11. Your character struggles with their place in the world – and their abilities. “You get to play with one of the themes that we have in the game overall, which is the idea of a Greek hero,” MacCoubrey says. “That idea of the fact that you stand out from the rest of the crowd in being a fairly mighty warrior with an eagle that people think is the eagle of Zeus. That inner conflict that Kassandra and Alexios have about ‘Am I special, or am I just a person? Where do I fit in this world?’”
12. Player choice is a big part of the game, and more than 30 hours of interactive cutscenes have been incorporated into Odyssey. If you aren’t particularly into story, well, that’s a choice, too. “As a narrative director I would be lying if I said that I didn’t care if people didn’t resonate with story and didn’t want to experience story, because I think that story is very important to establish a connection between the player and the game,” MacCoubrey says. “But I do understand very much that for some people, story is something that they don’t want to get invested in. So we do accommodate players in the way that, yes, they still have to interact with dialogue in order to progress through the story, but you can skip through dialogue as you’re going through. There’s always a push-through option to make sure you can get through dialogue and you can skip through cinematics.”
13. Weather is dynamic and beautiful (if you don’t mind getting wet). “As you travel around you’ll come across different atmospheres and you’ll hit some places that are foggy, some places that are rainy, some places that are stormy, because we have reintroduced a full weather system into Odyssey,” says world director Ben Hall. “So you’ll see the sun-bleached skies, but you’ll also see the thunderstorms on the ocean and the waves and everything. It’s pretty dramatic and pretty cool, and it all happens dynamically.”

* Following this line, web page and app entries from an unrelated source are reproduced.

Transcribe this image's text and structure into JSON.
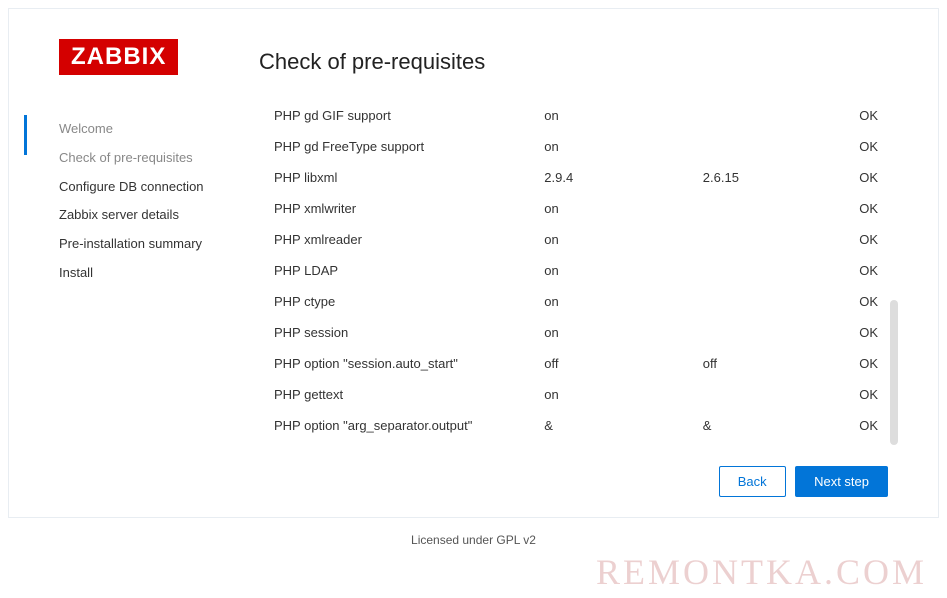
{
  "logo": "ZABBIX",
  "page_title": "Check of pre-requisites",
  "nav": {
    "items": [
      {
        "label": "Welcome",
        "state": "completed"
      },
      {
        "label": "Check of pre-requisites",
        "state": "active"
      },
      {
        "label": "Configure DB connection",
        "state": "pending"
      },
      {
        "label": "Zabbix server details",
        "state": "pending"
      },
      {
        "label": "Pre-installation summary",
        "state": "pending"
      },
      {
        "label": "Install",
        "state": "pending"
      }
    ]
  },
  "checks": [
    {
      "name": "PHP gd GIF support",
      "current": "on",
      "required": "",
      "status": "OK"
    },
    {
      "name": "PHP gd FreeType support",
      "current": "on",
      "required": "",
      "status": "OK"
    },
    {
      "name": "PHP libxml",
      "current": "2.9.4",
      "required": "2.6.15",
      "status": "OK"
    },
    {
      "name": "PHP xmlwriter",
      "current": "on",
      "required": "",
      "status": "OK"
    },
    {
      "name": "PHP xmlreader",
      "current": "on",
      "required": "",
      "status": "OK"
    },
    {
      "name": "PHP LDAP",
      "current": "on",
      "required": "",
      "status": "OK"
    },
    {
      "name": "PHP ctype",
      "current": "on",
      "required": "",
      "status": "OK"
    },
    {
      "name": "PHP session",
      "current": "on",
      "required": "",
      "status": "OK"
    },
    {
      "name": "PHP option \"session.auto_start\"",
      "current": "off",
      "required": "off",
      "status": "OK"
    },
    {
      "name": "PHP gettext",
      "current": "on",
      "required": "",
      "status": "OK"
    },
    {
      "name": "PHP option \"arg_separator.output\"",
      "current": "&",
      "required": "&",
      "status": "OK"
    }
  ],
  "buttons": {
    "back": "Back",
    "next": "Next step"
  },
  "footer": "Licensed under GPL v2",
  "watermark": "REMONTKA.COM",
  "colors": {
    "brand_red": "#d40000",
    "link_blue": "#0275d8",
    "ok_green": "#4caf50"
  }
}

14. With Origins, Ubisoft Montreal shifted away from the reactive, counter-focused combat from previous Assassin’s Creed games in favor of a more aggressive, action-based system. Phillips says the fact that your character has a First Civilization artifact in Odyssey changes combat even further. “You have the spear of Leonidas, which allows you to parry, you’re going to be parrying much more often, but we wanted you to be dodging, rolling, moving around the fight much more often than you might have in Assassin’s Creed Origins. The pace of the combat is a little bit quicker, you need to be a little more reactive within the fight at the core.”
15. Players square off with several different factions in Assassin’s Creed Odyssey. “We’ve got the Spartans, which are sort of the more crazed, up-close dangerous fighters,” Phillips says. “They will go berserk and do more damage when they get low on health. We’ve got the Athenians, which are a bit more tactical. They will use archers and shields. Bandits will be ever present, attacking everyone, and they use quick get in, get out, move fast and get away tactics. And then we have what we initially called micro factions.” The Daughters of Artemis follow the goddess of the hunt, and they see themselves as protectors of animals, using pets like bears to keep forests safe. The Followers of Ares are a crazed cult that does the opposite, sacrificing animals in the name of the god of war. “They’re really nuts to fight,” Phillips says. Then there are the Cultist Guards, who Phillips says are the best trained, best geared and toughest soldiers in the world. They seem to be of particular interest – there’s a tab devoted to them on the menu.
Assassin’s Creed Odyssey is coming to PlayStation 4, Xbox One, and PC on October 5.